- New York City from above. Gorgeous pictures.
Videos! Prepare yourselves; there’s some MAGIC in here this week.
1) First up, as a sort of visual palate-cleanser, have this – it’s a branded video, admittedly, but the mouths are HYPNOTIC:
2) I like this next one for several reasons; partly that there’s some very cool parkour-type moves in it, and also because of the obvious love it has for Tony Hawk’s videogame series. Serious question – how do people get good at this stuff without dying in the process?
3) Every year the Sun et al go mental trying to find Britain’s gaudiest house. In advance of that, this year’s lightshow-to-beat comes in the shape of this son et lumiere-Hallowe’en extravaganza. Amazing:
4) My favourite video of the week, this is technically brilliant, and cute, and quirky, and I even like the song (which admittedly has massive shades of The Real Tuesday Weld). Evelyn Evelyn, with “Have you seen my sister Evelyn?”:

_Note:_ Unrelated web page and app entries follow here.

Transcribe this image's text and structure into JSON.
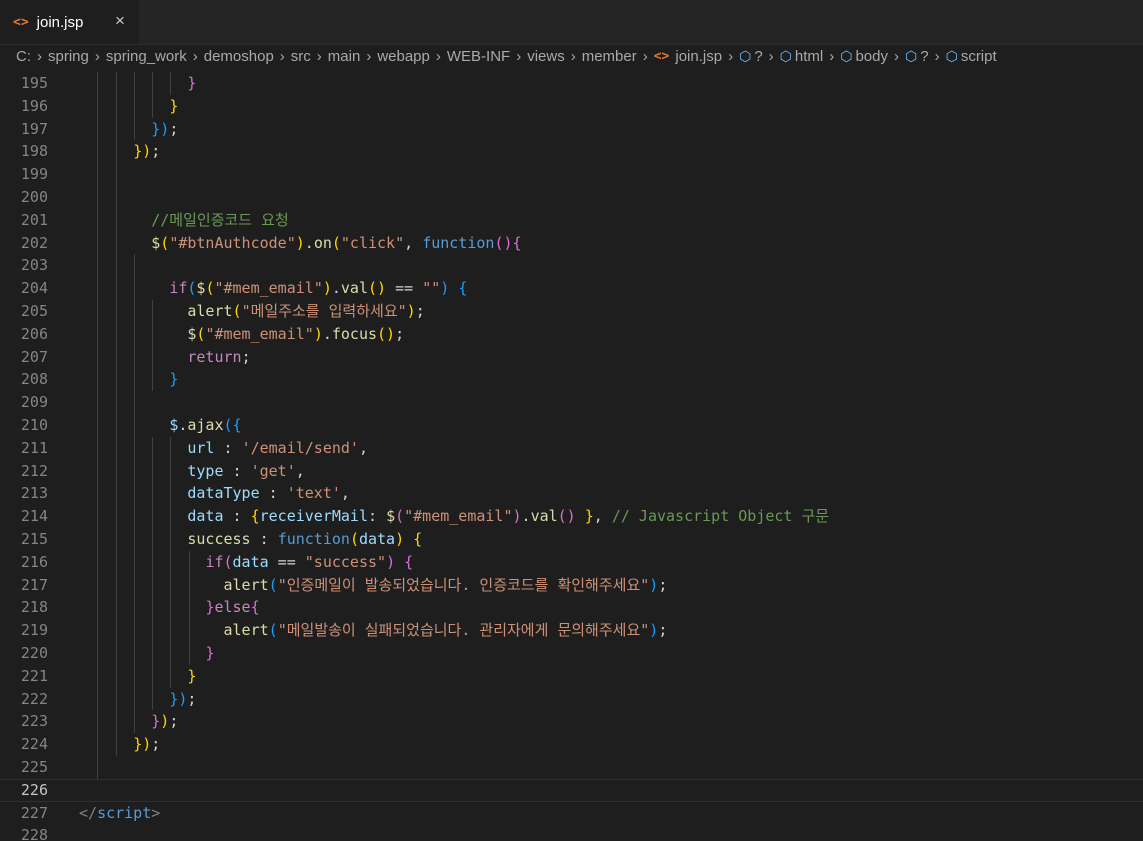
{
  "tab": {
    "file_icon": "<>",
    "label": "join.jsp",
    "close": "×"
  },
  "breadcrumbs": [
    "C:",
    "spring",
    "spring_work",
    "demoshop",
    "src",
    "main",
    "webapp",
    "WEB-INF",
    "views",
    "member",
    "join.jsp",
    "?",
    "html",
    "body",
    "?",
    "script"
  ],
  "colors": {
    "background": "#1e1e1e",
    "comment": "#6a9955",
    "string": "#ce9178",
    "keyword": "#569cd6",
    "control": "#c586c0",
    "function": "#dcdcaa",
    "property": "#9cdcfe",
    "bracket1": "#ffd700",
    "bracket2": "#da70d6",
    "bracket3": "#179fff"
  },
  "editor": {
    "current_line": "226",
    "lines": [
      {
        "n": "195",
        "t": [
          [
            "            ",
            ""
          ],
          [
            "}",
            "b2"
          ]
        ]
      },
      {
        "n": "196",
        "t": [
          [
            "          ",
            ""
          ],
          [
            "}",
            "b1"
          ]
        ]
      },
      {
        "n": "197",
        "t": [
          [
            "        ",
            ""
          ],
          [
            "}",
            "b3"
          ],
          [
            ")",
            "b3"
          ],
          [
            ";",
            "pn"
          ]
        ]
      },
      {
        "n": "198",
        "t": [
          [
            "      ",
            ""
          ],
          [
            "}",
            "b1"
          ],
          [
            ")",
            "b1"
          ],
          [
            ";",
            "pn"
          ]
        ]
      },
      {
        "n": "199",
        "t": []
      },
      {
        "n": "200",
        "t": []
      },
      {
        "n": "201",
        "t": [
          [
            "        ",
            ""
          ],
          [
            "//메일인증코드 요청",
            "cm"
          ]
        ]
      },
      {
        "n": "202",
        "t": [
          [
            "        ",
            ""
          ],
          [
            "$",
            "fn"
          ],
          [
            "(",
            "b1"
          ],
          [
            "\"#btnAuthcode\"",
            "st"
          ],
          [
            ")",
            "b1"
          ],
          [
            ".",
            "pn"
          ],
          [
            "on",
            "fn"
          ],
          [
            "(",
            "b1"
          ],
          [
            "\"click\"",
            "st"
          ],
          [
            ", ",
            "pn"
          ],
          [
            "function",
            "kw"
          ],
          [
            "()",
            "b2"
          ],
          [
            "{",
            "b2"
          ]
        ]
      },
      {
        "n": "203",
        "t": []
      },
      {
        "n": "204",
        "t": [
          [
            "          ",
            ""
          ],
          [
            "if",
            "cf"
          ],
          [
            "(",
            "b3"
          ],
          [
            "$",
            "fn"
          ],
          [
            "(",
            "b1"
          ],
          [
            "\"#mem_email\"",
            "st"
          ],
          [
            ")",
            "b1"
          ],
          [
            ".",
            "pn"
          ],
          [
            "val",
            "fn"
          ],
          [
            "()",
            "b1"
          ],
          [
            " == ",
            "pn"
          ],
          [
            "\"\"",
            "st"
          ],
          [
            ")",
            "b3"
          ],
          [
            " ",
            "pn"
          ],
          [
            "{",
            "b3"
          ]
        ]
      },
      {
        "n": "205",
        "t": [
          [
            "            ",
            ""
          ],
          [
            "alert",
            "fn"
          ],
          [
            "(",
            "b1"
          ],
          [
            "\"메일주소를 입력하세요\"",
            "st"
          ],
          [
            ")",
            "b1"
          ],
          [
            ";",
            "pn"
          ]
        ]
      },
      {
        "n": "206",
        "t": [
          [
            "            ",
            ""
          ],
          [
            "$",
            "fn"
          ],
          [
            "(",
            "b1"
          ],
          [
            "\"#mem_email\"",
            "st"
          ],
          [
            ")",
            "b1"
          ],
          [
            ".",
            "pn"
          ],
          [
            "focus",
            "fn"
          ],
          [
            "()",
            "b1"
          ],
          [
            ";",
            "pn"
          ]
        ]
      },
      {
        "n": "207",
        "t": [
          [
            "            ",
            ""
          ],
          [
            "return",
            "cf"
          ],
          [
            ";",
            "pn"
          ]
        ]
      },
      {
        "n": "208",
        "t": [
          [
            "          ",
            ""
          ],
          [
            "}",
            "b3"
          ]
        ]
      },
      {
        "n": "209",
        "t": []
      },
      {
        "n": "210",
        "t": [
          [
            "          ",
            ""
          ],
          [
            "$",
            "pr"
          ],
          [
            ".",
            "pn"
          ],
          [
            "ajax",
            "fn"
          ],
          [
            "(",
            "b3"
          ],
          [
            "{",
            "b3"
          ]
        ]
      },
      {
        "n": "211",
        "t": [
          [
            "            ",
            ""
          ],
          [
            "url",
            "pr"
          ],
          [
            " : ",
            "pn"
          ],
          [
            "'/email/send'",
            "st"
          ],
          [
            ",",
            "pn"
          ]
        ]
      },
      {
        "n": "212",
        "t": [
          [
            "            ",
            ""
          ],
          [
            "type",
            "pr"
          ],
          [
            " : ",
            "pn"
          ],
          [
            "'get'",
            "st"
          ],
          [
            ",",
            "pn"
          ]
        ]
      },
      {
        "n": "213",
        "t": [
          [
            "            ",
            ""
          ],
          [
            "dataType",
            "pr"
          ],
          [
            " : ",
            "pn"
          ],
          [
            "'text'",
            "st"
          ],
          [
            ",",
            "pn"
          ]
        ]
      },
      {
        "n": "214",
        "t": [
          [
            "            ",
            ""
          ],
          [
            "data",
            "pr"
          ],
          [
            " : ",
            "pn"
          ],
          [
            "{",
            "b1"
          ],
          [
            "receiverMail",
            "pr"
          ],
          [
            ": ",
            "pn"
          ],
          [
            "$",
            "fn"
          ],
          [
            "(",
            "b2"
          ],
          [
            "\"#mem_email\"",
            "st"
          ],
          [
            ")",
            "b2"
          ],
          [
            ".",
            "pn"
          ],
          [
            "val",
            "fn"
          ],
          [
            "()",
            "b2"
          ],
          [
            " ",
            "pn"
          ],
          [
            "}",
            "b1"
          ],
          [
            ", ",
            "pn"
          ],
          [
            "// Javascript Object 구문",
            "cm"
          ]
        ]
      },
      {
        "n": "215",
        "t": [
          [
            "            ",
            ""
          ],
          [
            "success",
            "fn"
          ],
          [
            " : ",
            "pn"
          ],
          [
            "function",
            "kw"
          ],
          [
            "(",
            "b1"
          ],
          [
            "data",
            "pr"
          ],
          [
            ")",
            "b1"
          ],
          [
            " ",
            "pn"
          ],
          [
            "{",
            "b1"
          ]
        ]
      },
      {
        "n": "216",
        "t": [
          [
            "              ",
            ""
          ],
          [
            "if",
            "cf"
          ],
          [
            "(",
            "b2"
          ],
          [
            "data",
            "pr"
          ],
          [
            " == ",
            "pn"
          ],
          [
            "\"success\"",
            "st"
          ],
          [
            ")",
            "b2"
          ],
          [
            " ",
            "pn"
          ],
          [
            "{",
            "b2"
          ]
        ]
      },
      {
        "n": "217",
        "t": [
          [
            "                ",
            ""
          ],
          [
            "alert",
            "fn"
          ],
          [
            "(",
            "b3"
          ],
          [
            "\"인증메일이 발송되었습니다. 인증코드를 확인해주세요\"",
            "st"
          ],
          [
            ")",
            "b3"
          ],
          [
            ";",
            "pn"
          ]
        ]
      },
      {
        "n": "218",
        "t": [
          [
            "              ",
            ""
          ],
          [
            "}",
            "b2"
          ],
          [
            "else",
            "cf"
          ],
          [
            "{",
            "b2"
          ]
        ]
      },
      {
        "n": "219",
        "t": [
          [
            "                ",
            ""
          ],
          [
            "alert",
            "fn"
          ],
          [
            "(",
            "b3"
          ],
          [
            "\"메일발송이 실패되었습니다. 관리자에게 문의해주세요\"",
            "st"
          ],
          [
            ")",
            "b3"
          ],
          [
            ";",
            "pn"
          ]
        ]
      },
      {
        "n": "220",
        "t": [
          [
            "              ",
            ""
          ],
          [
            "}",
            "b2"
          ]
        ]
      },
      {
        "n": "221",
        "t": [
          [
            "            ",
            ""
          ],
          [
            "}",
            "b1"
          ]
        ]
      },
      {
        "n": "222",
        "t": [
          [
            "          ",
            ""
          ],
          [
            "}",
            "b3"
          ],
          [
            ")",
            "b3"
          ],
          [
            ";",
            "pn"
          ]
        ]
      },
      {
        "n": "223",
        "t": [
          [
            "        ",
            ""
          ],
          [
            "}",
            "b2"
          ],
          [
            ")",
            "b1"
          ],
          [
            ";",
            "pn"
          ]
        ]
      },
      {
        "n": "224",
        "t": [
          [
            "      ",
            ""
          ],
          [
            "}",
            "b1"
          ],
          [
            ")",
            "b1"
          ],
          [
            ";",
            "pn"
          ]
        ]
      },
      {
        "n": "225",
        "t": []
      },
      {
        "n": "226",
        "t": []
      },
      {
        "n": "227",
        "t": [
          [
            "</",
            "tgp"
          ],
          [
            "script",
            "tg"
          ],
          [
            ">",
            "tgp"
          ]
        ]
      },
      {
        "n": "228",
        "t": []
      }
    ]
  }
}
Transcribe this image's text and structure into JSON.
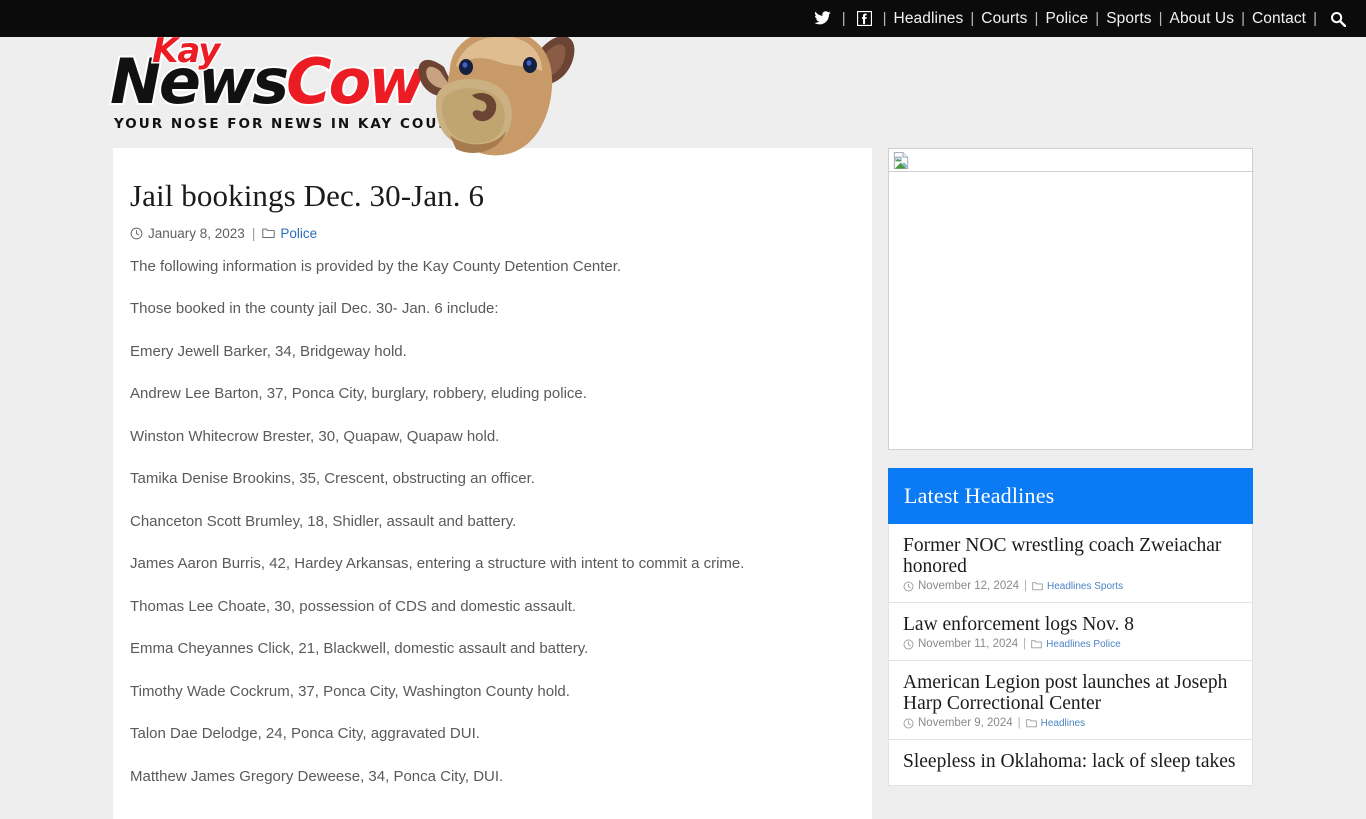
{
  "topnav": {
    "items": [
      {
        "type": "icon",
        "name": "twitter-icon",
        "label": ""
      },
      {
        "type": "sep",
        "label": "|"
      },
      {
        "type": "icon",
        "name": "facebook-icon",
        "label": ""
      },
      {
        "type": "sep",
        "label": "|"
      },
      {
        "type": "link",
        "name": "nav-headlines",
        "label": "Headlines"
      },
      {
        "type": "sep",
        "label": "|"
      },
      {
        "type": "link",
        "name": "nav-courts",
        "label": "Courts"
      },
      {
        "type": "sep",
        "label": "|"
      },
      {
        "type": "link",
        "name": "nav-police",
        "label": "Police"
      },
      {
        "type": "sep",
        "label": "|"
      },
      {
        "type": "link",
        "name": "nav-sports",
        "label": "Sports"
      },
      {
        "type": "sep",
        "label": "|"
      },
      {
        "type": "link",
        "name": "nav-about-us",
        "label": "About Us"
      },
      {
        "type": "sep",
        "label": "|"
      },
      {
        "type": "link",
        "name": "nav-contact",
        "label": "Contact"
      },
      {
        "type": "sep",
        "label": "|"
      },
      {
        "type": "icon",
        "name": "search-icon",
        "label": ""
      }
    ]
  },
  "logo": {
    "kay": "Kay",
    "news": "News",
    "cow": "Cow",
    "tagline": "YOUR NOSE FOR NEWS IN KAY COUNTY",
    "red": "#ec1c24",
    "dark": "#111111"
  },
  "article": {
    "title": "Jail bookings Dec. 30-Jan. 6",
    "date": "January 8, 2023",
    "meta_separator": "|",
    "category": "Police",
    "paragraphs": [
      "The following information is provided by the Kay County Detention Center.",
      "Those booked in the county jail  Dec. 30- Jan. 6 include:",
      "Emery Jewell Barker, 34, Bridgeway hold.",
      "Andrew Lee Barton, 37, Ponca City, burglary, robbery, eluding police.",
      "Winston Whitecrow Brester, 30, Quapaw, Quapaw hold.",
      "Tamika Denise Brookins, 35, Crescent, obstructing an officer.",
      "Chanceton Scott Brumley, 18, Shidler, assault and battery.",
      "James Aaron Burris, 42, Hardey Arkansas, entering a structure with intent to commit a crime.",
      "Thomas Lee Choate, 30, possession of CDS and domestic assault.",
      "Emma Cheyannes Click, 21, Blackwell, domestic assault and battery.",
      "Timothy Wade Cockrum, 37, Ponca City, Washington County hold.",
      "Talon Dae Delodge, 24, Ponca City, aggravated DUI.",
      "Matthew James Gregory Deweese, 34, Ponca City, DUI."
    ]
  },
  "sidebar": {
    "ad": {
      "alt": ""
    },
    "widget": {
      "title": "Latest Headlines",
      "accent": "#0b7bf5",
      "headlines": [
        {
          "title": "Former NOC wrestling coach Zweiachar honored",
          "date": "November 12, 2024",
          "separator": "|",
          "category": "Headlines Sports"
        },
        {
          "title": "Law enforcement logs Nov. 8",
          "date": "November 11, 2024",
          "separator": "|",
          "category": "Headlines Police"
        },
        {
          "title": "American Legion post launches at Joseph Harp Correctional Center",
          "date": "November 9, 2024",
          "separator": "|",
          "category": "Headlines"
        },
        {
          "title": "Sleepless in Oklahoma: lack of sleep takes",
          "date": "",
          "separator": "",
          "category": ""
        }
      ]
    }
  }
}
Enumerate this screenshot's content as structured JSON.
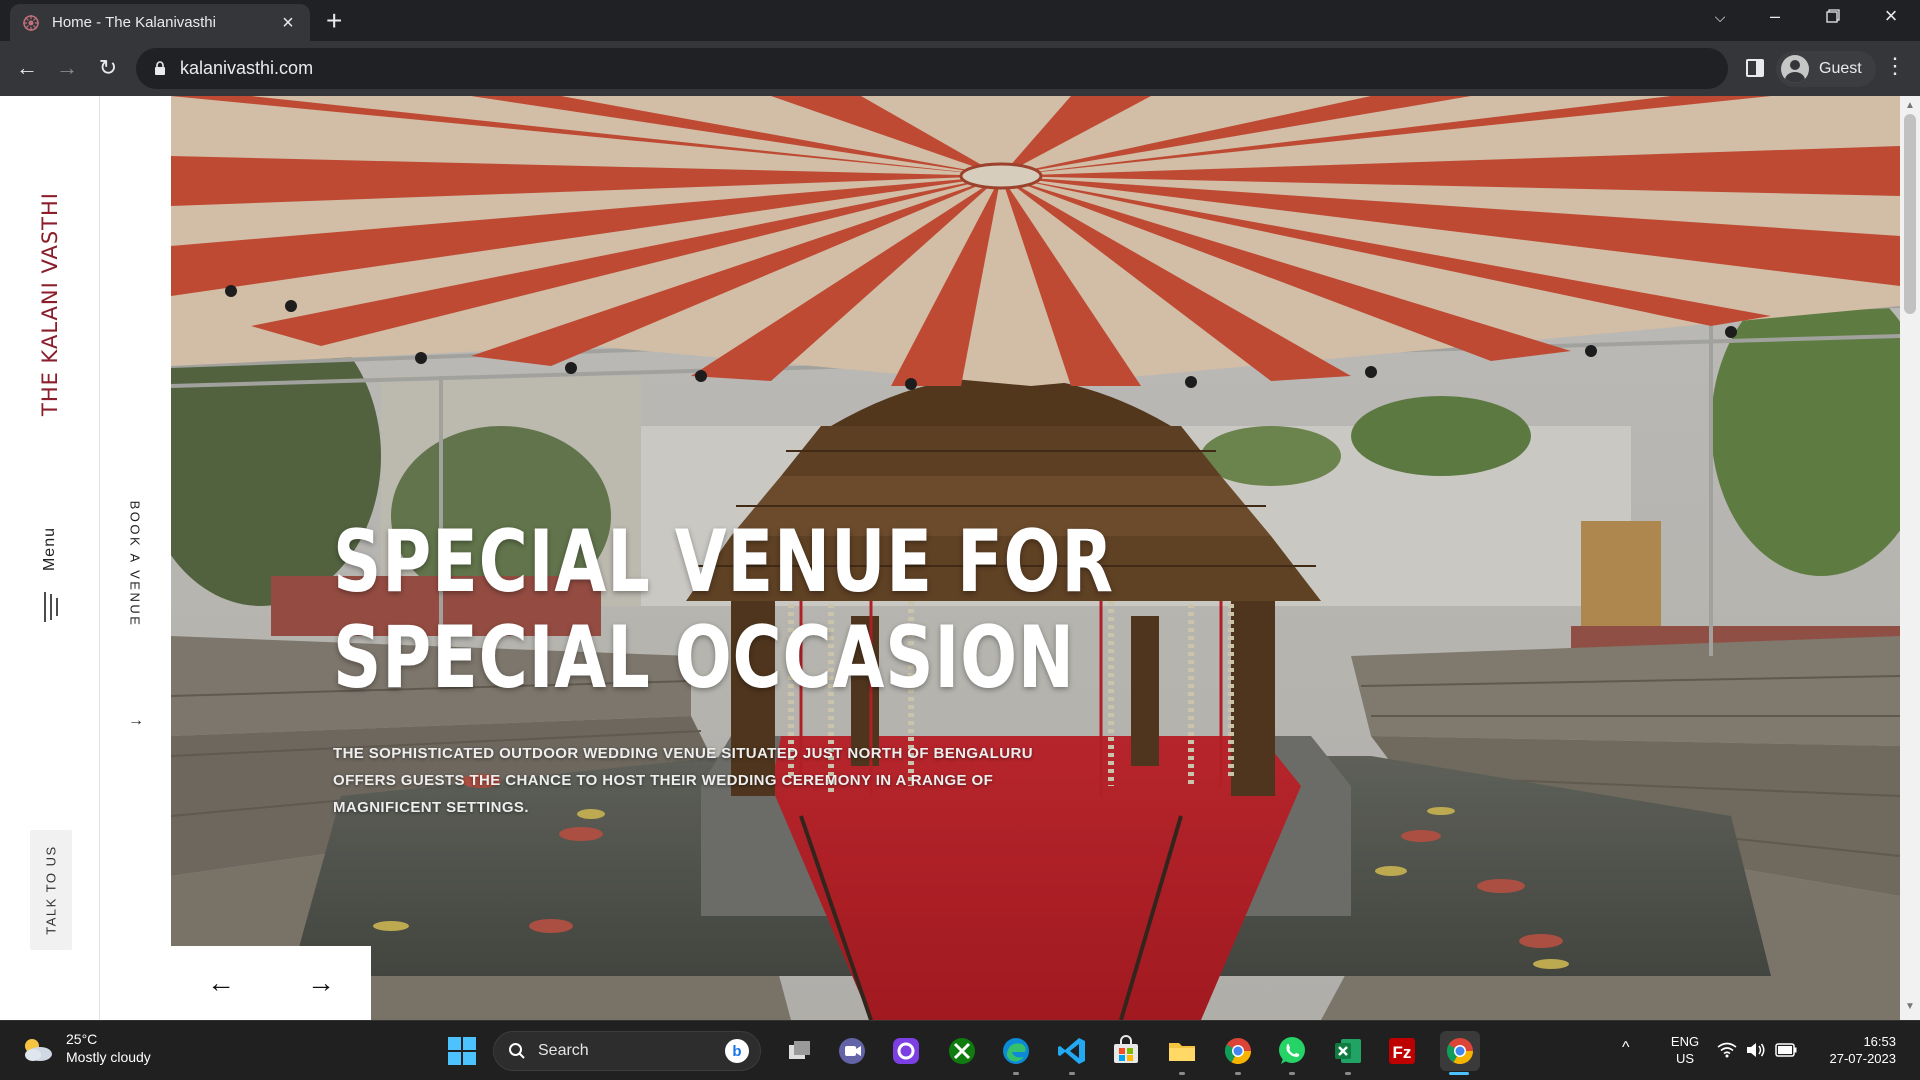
{
  "browser": {
    "tab_title": "Home - The Kalanivasthi",
    "url": "kalanivasthi.com",
    "profile_label": "Guest"
  },
  "site": {
    "brand": "THE KALANI VASTHI",
    "menu_label": "Menu",
    "book_label": "BOOK A VENUE",
    "talk_label": "TALK TO US",
    "hero_title_line1": "SPECIAL VENUE FOR",
    "hero_title_line2": "SPECIAL OCCASION",
    "hero_desc": "THE SOPHISTICATED OUTDOOR WEDDING VENUE SITUATED JUST NORTH OF BENGALURU OFFERS GUESTS THE CHANCE TO HOST THEIR WEDDING CEREMONY IN A RANGE OF MAGNIFICENT SETTINGS.",
    "prev_arrow": "←",
    "next_arrow": "→"
  },
  "taskbar": {
    "weather_temp": "25°C",
    "weather_desc": "Mostly cloudy",
    "search_label": "Search",
    "lang_line1": "ENG",
    "lang_line2": "US",
    "time": "16:53",
    "date": "27-07-2023"
  },
  "colors": {
    "brand": "#8b1e2b",
    "canopy_red": "#d9533a",
    "canopy_cream": "#f1ddc3",
    "carpet_red": "#c8202a"
  }
}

5) This, on the other hand, is significantly less cute, but in it’s own way is no less impressive. Khat, with Ring of Fire:
6) I can’t really not link to the Duck Sauce ‘Big Bad Wolf’ video, though most of you will probably already have seen it:
7) I’ve featured Genki Sudo before, but their new video is another masterpiece of choreography. Office monkeys of London – why not spend the afternoon making your own versions? Go on.
I know my mum reads this sometimes – Mum, I want this for Christmas, please. IT’S A ROBOT RIDING A BIKE!!!:
9) Last up this week is something you should only watch if you’re feeling strong. It’s an amazing piece of animation, but it’s also quite disturbing and features what are often euphemistically referred to as ADULT THEMES. And it goes quite mental at one point, and doesn’t really let up. I’ve probably put you all off now, but whatever. Suffice it to say that when I first watched this my jaw literally dropped at about the 1 minute mark, and didn’t close again til it was well finished. This is a song called ‘Fantasy’, by Dye – ENJOY!: